first_imgPhnom Penh: Khmer Rouge ‘brother number two’ Nuon Chea died Sunday aged 93, a spokesman for the Cambodia tribunal where he was convicted of genocide and crimes against humanity said. “We can confirm that defendant Nuon Chea… passed away this evening on 4 August 2019 at Khmer Soviet Friendship hospital,” said Neth Pheaktra, spokesman for the tribunal. The cause of his death was not given. The reign of terror led by “Brother Number 1” Pol Pot left some two million Cambodians dead from overwork, starvation and mass executions from 1975 to 1979. But Nuon Chea, considered the Khmer Rouge’s chief ideologue, was not arrested until 2007. Also Read – Saudi Crown Prince ‘snubbed’ Pak PM, recalled jet from USHe and other senior members of the ultra-Maoist group were put on trial at the Extraordinary Chambers in the Courts of Cambodia. The UN-backed court sentenced him to life in prison last year after he was found guilty of genocide against the ethnic Vietnamese and Cham Muslim minority group. His lawyers had planned to appeal. Nuon Chea and the sole surviving defendant on trial, Khieu Samphan, were previously handed life sentences in 2014 over the forced evacuation of Phnom Penh in 1975, when Khmer Rouge troops drove the population of the capital into the countryside. Also Read – Record number of 35 candidates in fray for SL Presidential pollsThe revolutionaries who tried to recreate Buddhist-majority Cambodia into an agrarian Marxist utopia attempted to abolish class while targeting religious groups and the educated. The hybrid court, which uses a mix of Cambodian and international law, was created with UN backing in 2006 to try senior Khmer Rouge leaders. It has convicted only three people so far and cost more than 300 million. Former Khmer Rouge foreign minister Ieng Sary and his wife died without facing justice, while Pol Pot passed away in 1998. Prime Minister Hun Sen, a former Khmer Rouge cadre, has warned against future investigations, claiming it would plunge the country into chaos. Tribunal watchers believe that last year’s ruling will be the final verdict, raising questions about the court’s legacy in a country where many are too young to remember the Khmer Rouge.
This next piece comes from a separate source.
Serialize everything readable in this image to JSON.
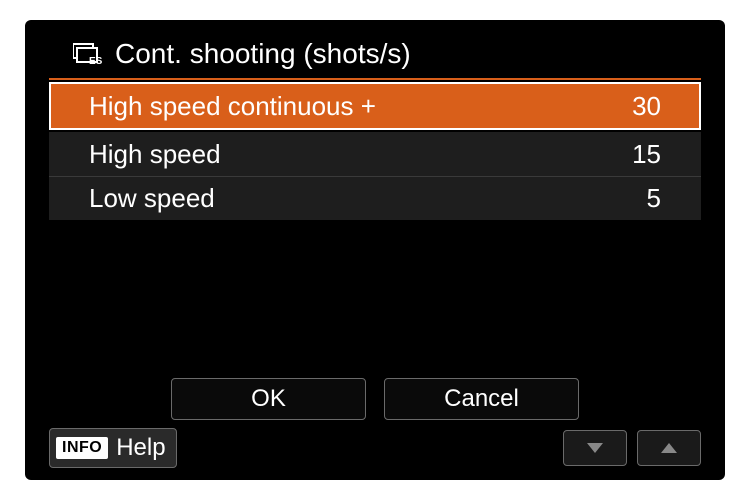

Youk Chhang, head of the country’s pre-eminent Khmer Rouge archive, the Documentation Centre of Cambodia, said Nuon Chea was “born innocent but he committed sin and so he died with sin”.last_img read more